- **Data records**
=== Begin Enclosure ===
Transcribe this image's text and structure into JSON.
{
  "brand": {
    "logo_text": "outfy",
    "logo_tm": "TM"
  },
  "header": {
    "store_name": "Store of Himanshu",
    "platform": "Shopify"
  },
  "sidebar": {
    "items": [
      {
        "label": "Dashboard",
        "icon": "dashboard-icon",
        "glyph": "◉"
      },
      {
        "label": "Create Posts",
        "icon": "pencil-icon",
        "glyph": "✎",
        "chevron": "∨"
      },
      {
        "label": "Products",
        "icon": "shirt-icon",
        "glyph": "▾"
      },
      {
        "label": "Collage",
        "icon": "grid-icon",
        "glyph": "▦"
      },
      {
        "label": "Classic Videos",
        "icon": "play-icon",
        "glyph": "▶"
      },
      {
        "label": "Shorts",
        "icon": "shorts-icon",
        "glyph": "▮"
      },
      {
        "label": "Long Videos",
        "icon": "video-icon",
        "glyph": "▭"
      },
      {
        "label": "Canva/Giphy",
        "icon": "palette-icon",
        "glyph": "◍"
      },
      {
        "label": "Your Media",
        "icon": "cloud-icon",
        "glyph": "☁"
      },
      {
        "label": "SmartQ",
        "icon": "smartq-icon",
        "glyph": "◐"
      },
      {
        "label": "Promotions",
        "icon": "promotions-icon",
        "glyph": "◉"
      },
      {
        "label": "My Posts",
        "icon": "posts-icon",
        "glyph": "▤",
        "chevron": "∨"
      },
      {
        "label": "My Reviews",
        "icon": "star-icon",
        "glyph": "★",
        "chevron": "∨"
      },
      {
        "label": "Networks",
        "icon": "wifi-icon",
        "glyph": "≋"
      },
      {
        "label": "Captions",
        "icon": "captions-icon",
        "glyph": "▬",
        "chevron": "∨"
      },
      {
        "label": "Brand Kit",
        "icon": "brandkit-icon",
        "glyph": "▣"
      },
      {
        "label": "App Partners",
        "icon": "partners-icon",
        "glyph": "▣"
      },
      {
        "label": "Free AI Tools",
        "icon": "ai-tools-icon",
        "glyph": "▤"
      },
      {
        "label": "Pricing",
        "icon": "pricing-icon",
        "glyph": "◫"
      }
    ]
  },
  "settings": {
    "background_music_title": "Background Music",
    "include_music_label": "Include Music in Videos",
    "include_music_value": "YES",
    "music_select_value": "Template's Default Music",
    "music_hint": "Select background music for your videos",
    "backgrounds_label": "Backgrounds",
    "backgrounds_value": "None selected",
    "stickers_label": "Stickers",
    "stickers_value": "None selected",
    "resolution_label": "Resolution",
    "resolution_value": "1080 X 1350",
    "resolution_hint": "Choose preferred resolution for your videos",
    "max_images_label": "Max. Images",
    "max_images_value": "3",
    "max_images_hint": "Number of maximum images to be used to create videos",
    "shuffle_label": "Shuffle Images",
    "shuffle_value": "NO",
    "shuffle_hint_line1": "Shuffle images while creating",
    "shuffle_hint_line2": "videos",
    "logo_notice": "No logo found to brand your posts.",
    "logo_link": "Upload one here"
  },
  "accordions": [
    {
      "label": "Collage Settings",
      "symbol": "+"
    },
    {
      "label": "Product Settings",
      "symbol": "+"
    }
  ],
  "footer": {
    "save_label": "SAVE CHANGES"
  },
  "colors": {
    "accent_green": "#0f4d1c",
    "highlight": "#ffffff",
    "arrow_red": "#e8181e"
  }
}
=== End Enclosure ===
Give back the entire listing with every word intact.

Transcribe this image's text and structure into JSON.
{
  "brand": {
    "logo_text": "outfy",
    "logo_tm": "TM"
  },
  "header": {
    "store_name": "Store of Himanshu",
    "platform": "Shopify"
  },
  "sidebar": {
    "items": [
      {
        "label": "Dashboard",
        "icon": "dashboard-icon",
        "glyph": "◉"
      },
      {
        "label": "Create Posts",
        "icon": "pencil-icon",
        "glyph": "✎",
        "chevron": "∨"
      },
      {
        "label": "Products",
        "icon": "shirt-icon",
        "glyph": "▾"
      },
      {
        "label": "Collage",
        "icon": "grid-icon",
        "glyph": "▦"
      },
      {
        "label": "Classic Videos",
        "icon": "play-icon",
        "glyph": "▶"
      },
      {
        "label": "Shorts",
        "icon": "shorts-icon",
        "glyph": "▮"
      },
      {
        "label": "Long Videos",
        "icon": "video-icon",
        "glyph": "▭"
      },
      {
        "label": "Canva/Giphy",
        "icon": "palette-icon",
        "glyph": "◍"
      },
      {
        "label": "Your Media",
        "icon": "cloud-icon",
        "glyph": "☁"
      },
      {
        "label": "SmartQ",
        "icon": "smartq-icon",
        "glyph": "◐"
      },
      {
        "label": "Promotions",
        "icon": "promotions-icon",
        "glyph": "◉"
      },
      {
        "label": "My Posts",
        "icon": "posts-icon",
        "glyph": "▤",
        "chevron": "∨"
      },
      {
        "label": "My Reviews",
        "icon": "star-icon",
        "glyph": "★",
        "chevron": "∨"
      },
      {
        "label": "Networks",
        "icon": "wifi-icon",
        "glyph": "≋"
      },
      {
        "label": "Captions",
        "icon": "captions-icon",
        "glyph": "▬",
        "chevron": "∨"
      },
      {
        "label": "Brand Kit",
        "icon": "brandkit-icon",
        "glyph": "▣"
      },
      {
        "label": "App Partners",
        "icon": "partners-icon",
        "glyph": "▣"
      },
      {
        "label": "Free AI Tools",
        "icon": "ai-tools-icon",
        "glyph": "▤"
      },
      {
        "label": "Pricing",
        "icon": "pricing-icon",
        "glyph": "◫"
      }
    ]
  },
  "settings": {
    "background_music_title": "Background Music",
    "include_music_label": "Include Music in Videos",
    "include_music_value": "YES",
    "music_select_value": "Template's Default Music",
    "music_hint": "Select background music for your videos",
    "backgrounds_label": "Backgrounds",
    "backgrounds_value": "None selected",
    "stickers_label": "Stickers",
    "stickers_value": "None selected",
    "resolution_label": "Resolution",
    "resolution_value": "1080 X 1350",
    "resolution_hint": "Choose preferred resolution for your videos",
    "max_images_label": "Max. Images",
    "max_images_value": "3",
    "max_images_hint": "Number of maximum images to be used to create videos",
    "shuffle_label": "Shuffle Images",
    "shuffle_value": "NO",
    "shuffle_hint_line1": "Shuffle images while creating",
    "shuffle_hint_line2": "videos",
    "logo_notice": "No logo found to brand your posts.",
    "logo_link": "Upload one here"
  },
  "accordions": [
    {
      "label": "Collage Settings",
      "symbol": "+"
    },
    {
      "label": "Product Settings",
      "symbol": "+"
    }
  ],
  "footer": {
    "save_label": "SAVE CHANGES"
  },
  "colors": {
    "accent_green": "#0f4d1c",
    "highlight": "#ffffff",
    "arrow_red": "#e8181e"
  }
}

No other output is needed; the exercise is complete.